In previous columns we’ve shared fun facts about authors or their books, or featured a mini-interview. This time we’re trying something a little different related to Mark Allan Gunnells’ collection of film- and theater-themed horror stories, Curtain Call and Other Dark Entertainments: we’re spotlighting the author’s recent TEDx talk on “How Horror Movies Taught Me Empathy.” Check out the video below (and the mini-interview that follows!), and then visit the CD website to learn more about the book.
CEMETERY DANCE: Tell us what motivated you to do the TEDx talk. How did you get asked to speak?
MARK ALLAN GUNNELLS: I was motivated by an article I mention in the talk, which suggested horror fans lack empathy. That was so opposite of my experience. Horror films were where I first felt empathy the strongest, and they helped nurture and develop that empathy. The way I ended up doing the talk was one year my husband and I attended the TEDx and loved it and the diverse topics, and at the end they encouraged anyone with “an idea worth sharing” to submit that idea. I did, and I made it through the rounds until I was chosen to be one of the speakers.
You published a short story collection with Cemetery Dance, Curtain Call and Other Dark Entertainments, that has a number of movie- and theater-related stories. Was that overall theme planned in advance?
No, I can’t say that type of theme was planned, but it also doesn’t surprise me. I love all forms of storytelling, not just the written word. Movies, live theater, TV shows…all have influenced me. When I write, I sometimes explore themes related to those visual forms of storytelling as well.
Your TEDx talk was about horror movies, and you argue that, in addition to scaring us, they can also teach us empathy. Do you have the same goals in your fiction?

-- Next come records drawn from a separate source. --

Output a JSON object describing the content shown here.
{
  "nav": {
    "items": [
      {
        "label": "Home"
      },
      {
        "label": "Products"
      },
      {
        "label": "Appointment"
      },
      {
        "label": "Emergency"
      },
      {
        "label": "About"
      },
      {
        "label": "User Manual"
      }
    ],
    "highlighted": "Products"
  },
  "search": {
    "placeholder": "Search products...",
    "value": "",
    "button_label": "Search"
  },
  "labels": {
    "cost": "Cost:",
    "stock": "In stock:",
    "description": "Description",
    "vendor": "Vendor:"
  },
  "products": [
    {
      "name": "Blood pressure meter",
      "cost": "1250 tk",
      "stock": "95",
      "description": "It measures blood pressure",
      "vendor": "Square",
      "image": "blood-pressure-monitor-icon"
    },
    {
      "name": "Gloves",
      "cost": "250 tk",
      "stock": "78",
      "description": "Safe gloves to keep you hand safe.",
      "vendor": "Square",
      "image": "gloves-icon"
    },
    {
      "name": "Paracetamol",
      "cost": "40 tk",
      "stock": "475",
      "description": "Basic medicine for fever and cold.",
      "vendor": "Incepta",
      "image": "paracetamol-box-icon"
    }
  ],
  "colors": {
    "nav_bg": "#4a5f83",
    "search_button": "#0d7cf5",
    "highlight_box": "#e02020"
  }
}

I do. At an early age, when I first became a horror hound, I realized how much more thrilling, and exciting, and just scary horror can be when you care about the characters and are therefore invested in their fates. So it just feels natural when I write to want to give the reader that same experience.
What are some stories in your CD collection that would be good examples of this interesting balance between fright and empathy?
My collection I think has several stories that strike that balance. Stories like “The Grass on the Other Side,” “Curtain Call,” and “Picnic at Bonaventure” are ones that I hope are heightened and made more heart-wrenching because you care about the characters. Even with a story like “Fates,” which is more a traditional horror story, I wanted to take a situation that was already tense and frightening and make it even more so by presenting a character that the reader could identify with, put themselves in her place, root for.
If you enjoyed the interview and video, we hope you’ll consider reading Cemetery Dance’s eBook of Curtain Call.
Norman Prentiss is Editor, Electronic Books Division with Cemetery Dance Publications. He won a Bram Stoker Award for his first book, Invisible Fences. Recent books include Odd Adventures with your Other Father, Life in a Haunted House, and The Apocalypse-a-Day Desk Calendar.